There’s a good chance that if you’ve heard one thing about “Vanguard,” it’s the crisis surrounding the Zombies mode. Treyarch was put in charge of developing “Vanguard” zombies, and they made big promises. They proclaimed the birth of a new zombie storyline that delved deeper into the Dark Aether, a parallel dimension that was explored a bit in prior titles. Treyarch said they were revolutionizing the way we played Zombies. What players got instead, was an unfinished game mode that felt straight boring to play. In this rendition of Zombies, players take portals from a central hub in Stalingrad to various places to do various objectives. The catch is that there are only three different objectives and they take place on one of two multiplayer maps: Red Star in Stalingrad and Hotel Royal in Paris. However, I have a great deal of optimism towards the future of this Zombie mode. Treyarch was fresh off development for “Call of Duty: Black Ops Cold War” and quite simply didn’t have the time to put the same love and care into the Zombies mode that we had become accustomed to. Treyarch has earned faith in how they will develop the mode over the next year and I have full confidence that the Zombie mode will feel like its normal self in the next month or two.

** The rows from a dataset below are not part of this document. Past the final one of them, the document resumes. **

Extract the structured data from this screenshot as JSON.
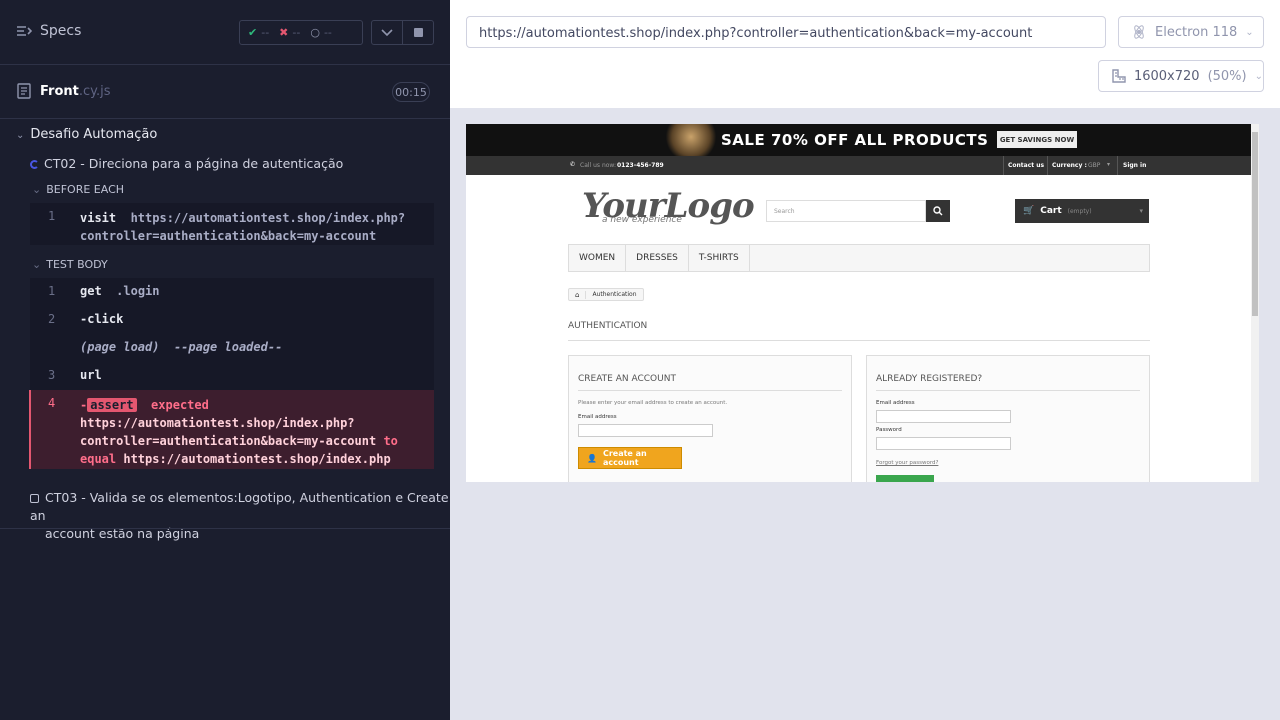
{
  "reporter": {
    "specs_label": "Specs",
    "stats": {
      "passed": "--",
      "failed": "--",
      "pending": "--"
    },
    "file": {
      "name": "Front",
      "ext": ".cy.js",
      "duration": "00:15"
    },
    "suite": {
      "title": "Desafio Automação",
      "tests": [
        {
          "title": "CT02 - Direciona para a página de autenticação"
        },
        {
          "title_line1": "CT03 - Valida se os elementos:Logotipo, Authentication e Create an",
          "title_line2": "account estão na página"
        }
      ]
    },
    "before_each": {
      "label": "BEFORE EACH",
      "commands": [
        {
          "num": "1",
          "name": "visit",
          "arg_line1": "https://automationtest.shop/index.php?",
          "arg_line2": "controller=authentication&back=my-account"
        }
      ]
    },
    "test_body": {
      "label": "TEST BODY",
      "commands": [
        {
          "num": "1",
          "name": "get",
          "arg": ".login"
        },
        {
          "num": "2",
          "name": "-click"
        },
        {
          "event": "(page load)",
          "event_arg": "--page loaded--"
        },
        {
          "num": "3",
          "name": "url"
        },
        {
          "num": "4",
          "dash": "-",
          "badge": "assert",
          "expected": "expected",
          "line2": "https://automationtest.shop/index.php?",
          "line3": "controller=authentication&back=my-account",
          "to": "to",
          "equal": "equal",
          "line4": "https://automationtest.shop/index.php"
        }
      ]
    }
  },
  "browser_bar": {
    "url": "https://automationtest.shop/index.php?controller=authentication&back=my-account",
    "browser": "Electron 118",
    "viewport": "1600x720",
    "scale": "(50%)"
  },
  "aut": {
    "banner_text": "SALE 70% OFF ALL PRODUCTS",
    "banner_button": "GET SAVINGS NOW",
    "call_label": "Call us now:",
    "phone": "0123-456-789",
    "contact": "Contact us",
    "currency_label": "Currency :",
    "currency_value": "GBP",
    "sign_in": "Sign in",
    "logo_text": "YourLogo",
    "logo_sub": "a new experience",
    "search_placeholder": "Search",
    "cart_label": "Cart",
    "cart_status": "(empty)",
    "menu": [
      "WOMEN",
      "DRESSES",
      "T-SHIRTS"
    ],
    "breadcrumb": "Authentication",
    "page_heading": "AUTHENTICATION",
    "create": {
      "title": "CREATE AN ACCOUNT",
      "hint": "Please enter your email address to create an account.",
      "email_label": "Email address",
      "button": "Create an account"
    },
    "registered": {
      "title": "ALREADY REGISTERED?",
      "email_label": "Email address",
      "password_label": "Password",
      "forgot": "Forgot your password?"
    }
  },
  "colors": {
    "reporter_bg": "#1b1e2e",
    "failed_bg": "#3d1e2e",
    "failed_accent": "#e45770",
    "create_button": "#f0a51e"
  }
}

The multiplayer is really what holds this game together for the time being. It’s a fair bit buggy. The spawns on most maps are terrible. The combat shotgun is a one-shot kill to the body from 100 yards away (that is not an exaggeration). Everyone runs one of three weapons and some of the camos aren’t even unlockable due to the fault of the developers. But despite all of this, the multiplayer feels more fun than it has in years. The maps feel complex due to the emphasis on vertical development and they launched with the most multiplayer maps than any “Call of Duty” has in a long time. Only two of the launch maps were remakes, Castle and Dome from “World at War,” both incredibly well-done. The emphasis on destructible terrain is better executed than it was when they introduced the feature in “Modern Warfare.” The guns feel terrible to level but also feel incredible when you do unlock the attachments for them. Most importantly, they feel and sound good to shoot. They introduced combat pacing in such a way that you can have 6v6 on big maps or 20v20 on small maps, completely enhancing the “Call of Duty” experience beyond anything we have seen.
This game is far from perfect, which should be mentioned. But it has a stellar foundation to build on over the next year, and in recent titles, the developers have shown an exceptional ability to fix their games. “Call of Duty: Vanguard” has the potential to be remembered as one of the best titles in the franchise of all time. I haven’t had this much fun playing one of them since “Black Ops 3,” which launched in 2015. Get in on the fun early, and I can guarantee that you’ll enjoy it.